### Work to complete
Your answer must be the full set of entries, repeated exactly.

### Information given
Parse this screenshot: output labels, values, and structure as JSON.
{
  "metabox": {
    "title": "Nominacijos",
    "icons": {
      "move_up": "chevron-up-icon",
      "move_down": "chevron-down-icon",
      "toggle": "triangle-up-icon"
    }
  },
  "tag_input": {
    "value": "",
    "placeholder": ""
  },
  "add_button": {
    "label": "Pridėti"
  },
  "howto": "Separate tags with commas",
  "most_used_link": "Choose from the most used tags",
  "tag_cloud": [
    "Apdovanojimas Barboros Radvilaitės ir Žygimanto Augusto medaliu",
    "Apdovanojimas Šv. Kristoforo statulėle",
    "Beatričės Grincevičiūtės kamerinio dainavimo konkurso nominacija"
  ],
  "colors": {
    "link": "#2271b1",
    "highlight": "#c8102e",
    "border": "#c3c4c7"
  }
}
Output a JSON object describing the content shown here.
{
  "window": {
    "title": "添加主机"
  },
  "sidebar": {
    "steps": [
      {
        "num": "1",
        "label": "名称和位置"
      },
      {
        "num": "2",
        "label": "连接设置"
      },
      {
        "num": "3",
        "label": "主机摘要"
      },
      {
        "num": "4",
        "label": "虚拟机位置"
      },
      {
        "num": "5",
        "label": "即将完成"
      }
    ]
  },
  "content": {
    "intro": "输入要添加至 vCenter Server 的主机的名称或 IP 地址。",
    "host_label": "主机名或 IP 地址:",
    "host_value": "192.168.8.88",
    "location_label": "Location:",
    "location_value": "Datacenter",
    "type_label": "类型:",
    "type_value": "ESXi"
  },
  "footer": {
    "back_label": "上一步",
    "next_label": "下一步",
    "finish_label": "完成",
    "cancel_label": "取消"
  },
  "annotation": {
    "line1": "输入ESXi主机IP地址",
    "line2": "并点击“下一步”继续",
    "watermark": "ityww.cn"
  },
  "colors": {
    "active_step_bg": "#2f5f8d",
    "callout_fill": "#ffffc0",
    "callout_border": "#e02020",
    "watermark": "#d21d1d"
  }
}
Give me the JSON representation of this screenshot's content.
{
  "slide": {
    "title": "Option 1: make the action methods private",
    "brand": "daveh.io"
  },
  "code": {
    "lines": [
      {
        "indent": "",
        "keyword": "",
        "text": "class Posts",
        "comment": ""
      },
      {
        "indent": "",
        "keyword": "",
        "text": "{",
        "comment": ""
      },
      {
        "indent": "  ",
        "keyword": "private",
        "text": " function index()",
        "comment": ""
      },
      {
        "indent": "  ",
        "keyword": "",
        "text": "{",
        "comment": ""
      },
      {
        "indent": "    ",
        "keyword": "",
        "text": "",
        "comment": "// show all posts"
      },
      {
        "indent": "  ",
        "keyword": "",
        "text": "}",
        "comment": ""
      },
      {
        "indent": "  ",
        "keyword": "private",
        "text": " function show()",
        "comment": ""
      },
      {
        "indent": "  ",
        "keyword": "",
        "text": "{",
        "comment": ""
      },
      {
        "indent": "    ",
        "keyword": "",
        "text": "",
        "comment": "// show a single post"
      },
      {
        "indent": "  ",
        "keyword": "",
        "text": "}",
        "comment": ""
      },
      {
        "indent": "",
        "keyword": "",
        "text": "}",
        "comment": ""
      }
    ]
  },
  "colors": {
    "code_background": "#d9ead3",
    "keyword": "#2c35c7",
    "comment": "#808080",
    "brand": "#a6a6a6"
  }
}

### Answer to the exercise
Parse this screenshot: output labels, values, and structure as JSON.
{
  "metabox": {
    "title": "Nominacijos",
    "icons": {
      "move_up": "chevron-up-icon",
      "move_down": "chevron-down-icon",
      "toggle": "triangle-up-icon"
    }
  },
  "tag_input": {
    "value": "",
    "placeholder": ""
  },
  "add_button": {
    "label": "Pridėti"
  },
  "howto": "Separate tags with commas",
  "most_used_link": "Choose from the most used tags",
  "tag_cloud": [
    "Apdovanojimas Barboros Radvilaitės ir Žygimanto Augusto medaliu",
    "Apdovanojimas Šv. Kristoforo statulėle",
    "Beatričės Grincevičiūtės kamerinio dainavimo konkurso nominacija"
  ],
  "colors": {
    "link": "#2271b1",
    "highlight": "#c8102e",
    "border": "#c3c4c7"
  }
}
Output a JSON object describing the content shown here.
{
  "window": {
    "title": "添加主机"
  },
  "sidebar": {
    "steps": [
      {
        "num": "1",
        "label": "名称和位置"
      },
      {
        "num": "2",
        "label": "连接设置"
      },
      {
        "num": "3",
        "label": "主机摘要"
      },
      {
        "num": "4",
        "label": "虚拟机位置"
      },
      {
        "num": "5",
        "label": "即将完成"
      }
    ]
  },
  "content": {
    "intro": "输入要添加至 vCenter Server 的主机的名称或 IP 地址。",
    "host_label": "主机名或 IP 地址:",
    "host_value": "192.168.8.88",
    "location_label": "Location:",
    "location_value": "Datacenter",
    "type_label": "类型:",
    "type_value": "ESXi"
  },
  "footer": {
    "back_label": "上一步",
    "next_label": "下一步",
    "finish_label": "完成",
    "cancel_label": "取消"
  },
  "annotation": {
    "line1": "输入ESXi主机IP地址",
    "line2": "并点击“下一步”继续",
    "watermark": "ityww.cn"
  },
  "colors": {
    "active_step_bg": "#2f5f8d",
    "callout_fill": "#ffffc0",
    "callout_border": "#e02020",
    "watermark": "#d21d1d"
  }
}
Give me the JSON representation of this screenshot's content.
{
  "slide": {
    "title": "Option 1: make the action methods private",
    "brand": "daveh.io"
  },
  "code": {
    "lines": [
      {
        "indent": "",
        "keyword": "",
        "text": "class Posts",
        "comment": ""
      },
      {
        "indent": "",
        "keyword": "",
        "text": "{",
        "comment": ""
      },
      {
        "indent": "  ",
        "keyword": "private",
        "text": " function index()",
        "comment": ""
      },
      {
        "indent": "  ",
        "keyword": "",
        "text": "{",
        "comment": ""
      },
      {
        "indent": "    ",
        "keyword": "",
        "text": "",
        "comment": "// show all posts"
      },
      {
        "indent": "  ",
        "keyword": "",
        "text": "}",
        "comment": ""
      },
      {
        "indent": "  ",
        "keyword": "private",
        "text": " function show()",
        "comment": ""
      },
      {
        "indent": "  ",
        "keyword": "",
        "text": "{",
        "comment": ""
      },
      {
        "indent": "    ",
        "keyword": "",
        "text": "",
        "comment": "// show a single post"
      },
      {
        "indent": "  ",
        "keyword": "",
        "text": "}",
        "comment": ""
      },
      {
        "indent": "",
        "keyword": "",
        "text": "}",
        "comment": ""
      }
    ]
  },
  "colors": {
    "code_background": "#d9ead3",
    "keyword": "#2c35c7",
    "comment": "#808080",
    "brand": "#a6a6a6"
  }
}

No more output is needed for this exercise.